**Records to process**:
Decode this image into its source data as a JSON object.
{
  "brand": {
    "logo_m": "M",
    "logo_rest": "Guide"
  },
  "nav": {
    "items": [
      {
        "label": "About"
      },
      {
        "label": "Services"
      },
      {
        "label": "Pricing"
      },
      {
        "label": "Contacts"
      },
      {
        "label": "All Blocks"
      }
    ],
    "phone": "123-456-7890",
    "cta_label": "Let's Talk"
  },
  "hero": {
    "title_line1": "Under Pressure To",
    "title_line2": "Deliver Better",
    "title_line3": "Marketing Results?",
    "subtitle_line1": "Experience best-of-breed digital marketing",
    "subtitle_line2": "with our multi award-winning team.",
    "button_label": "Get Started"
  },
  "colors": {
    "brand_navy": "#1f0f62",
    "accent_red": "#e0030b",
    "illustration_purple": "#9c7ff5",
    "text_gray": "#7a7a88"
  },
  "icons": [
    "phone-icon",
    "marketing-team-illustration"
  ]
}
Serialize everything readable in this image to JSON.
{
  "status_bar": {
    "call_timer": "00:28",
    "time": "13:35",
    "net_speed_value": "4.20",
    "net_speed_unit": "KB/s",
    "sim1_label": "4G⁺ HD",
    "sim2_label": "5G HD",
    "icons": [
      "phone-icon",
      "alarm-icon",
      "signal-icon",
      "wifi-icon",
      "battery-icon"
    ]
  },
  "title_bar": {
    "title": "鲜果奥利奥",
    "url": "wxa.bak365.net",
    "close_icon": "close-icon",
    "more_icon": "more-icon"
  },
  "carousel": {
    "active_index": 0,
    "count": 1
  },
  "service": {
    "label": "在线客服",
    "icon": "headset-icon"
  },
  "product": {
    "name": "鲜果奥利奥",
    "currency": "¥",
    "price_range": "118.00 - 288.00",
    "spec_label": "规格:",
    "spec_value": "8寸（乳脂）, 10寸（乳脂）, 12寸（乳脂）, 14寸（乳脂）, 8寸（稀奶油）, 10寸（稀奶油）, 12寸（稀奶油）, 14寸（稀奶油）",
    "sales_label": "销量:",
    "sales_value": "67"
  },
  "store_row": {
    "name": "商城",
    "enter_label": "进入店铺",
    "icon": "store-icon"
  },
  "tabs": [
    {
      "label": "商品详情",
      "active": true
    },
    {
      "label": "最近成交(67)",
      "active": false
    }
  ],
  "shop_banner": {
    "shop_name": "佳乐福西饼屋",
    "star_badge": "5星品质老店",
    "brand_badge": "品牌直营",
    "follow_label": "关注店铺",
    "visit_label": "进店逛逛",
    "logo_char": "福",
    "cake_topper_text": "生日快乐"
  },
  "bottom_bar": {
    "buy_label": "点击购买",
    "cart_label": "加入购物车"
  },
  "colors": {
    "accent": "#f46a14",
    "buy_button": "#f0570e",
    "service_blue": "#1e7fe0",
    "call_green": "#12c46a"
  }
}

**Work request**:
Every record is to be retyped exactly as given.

**Solved problem**:
Decode this image into its source data as a JSON object.
{
  "brand": {
    "logo_m": "M",
    "logo_rest": "Guide"
  },
  "nav": {
    "items": [
      {
        "label": "About"
      },
      {
        "label": "Services"
      },
      {
        "label": "Pricing"
      },
      {
        "label": "Contacts"
      },
      {
        "label": "All Blocks"
      }
    ],
    "phone": "123-456-7890",
    "cta_label": "Let's Talk"
  },
  "hero": {
    "title_line1": "Under Pressure To",
    "title_line2": "Deliver Better",
    "title_line3": "Marketing Results?",
    "subtitle_line1": "Experience best-of-breed digital marketing",
    "subtitle_line2": "with our multi award-winning team.",
    "button_label": "Get Started"
  },
  "colors": {
    "brand_navy": "#1f0f62",
    "accent_red": "#e0030b",
    "illustration_purple": "#9c7ff5",
    "text_gray": "#7a7a88"
  },
  "icons": [
    "phone-icon",
    "marketing-team-illustration"
  ]
}
Serialize everything readable in this image to JSON.
{
  "status_bar": {
    "call_timer": "00:28",
    "time": "13:35",
    "net_speed_value": "4.20",
    "net_speed_unit": "KB/s",
    "sim1_label": "4G⁺ HD",
    "sim2_label": "5G HD",
    "icons": [
      "phone-icon",
      "alarm-icon",
      "signal-icon",
      "wifi-icon",
      "battery-icon"
    ]
  },
  "title_bar": {
    "title": "鲜果奥利奥",
    "url": "wxa.bak365.net",
    "close_icon": "close-icon",
    "more_icon": "more-icon"
  },
  "carousel": {
    "active_index": 0,
    "count": 1
  },
  "service": {
    "label": "在线客服",
    "icon": "headset-icon"
  },
  "product": {
    "name": "鲜果奥利奥",
    "currency": "¥",
    "price_range": "118.00 - 288.00",
    "spec_label": "规格:",
    "spec_value": "8寸（乳脂）, 10寸（乳脂）, 12寸（乳脂）, 14寸（乳脂）, 8寸（稀奶油）, 10寸（稀奶油）, 12寸（稀奶油）, 14寸（稀奶油）",
    "sales_label": "销量:",
    "sales_value": "67"
  },
  "store_row": {
    "name": "商城",
    "enter_label": "进入店铺",
    "icon": "store-icon"
  },
  "tabs": [
    {
      "label": "商品详情",
      "active": true
    },
    {
      "label": "最近成交(67)",
      "active": false
    }
  ],
  "shop_banner": {
    "shop_name": "佳乐福西饼屋",
    "star_badge": "5星品质老店",
    "brand_badge": "品牌直营",
    "follow_label": "关注店铺",
    "visit_label": "进店逛逛",
    "logo_char": "福",
    "cake_topper_text": "生日快乐"
  },
  "bottom_bar": {
    "buy_label": "点击购买",
    "cart_label": "加入购物车"
  },
  "colors": {
    "accent": "#f46a14",
    "buy_button": "#f0570e",
    "service_blue": "#1e7fe0",
    "call_green": "#12c46a"
  }
}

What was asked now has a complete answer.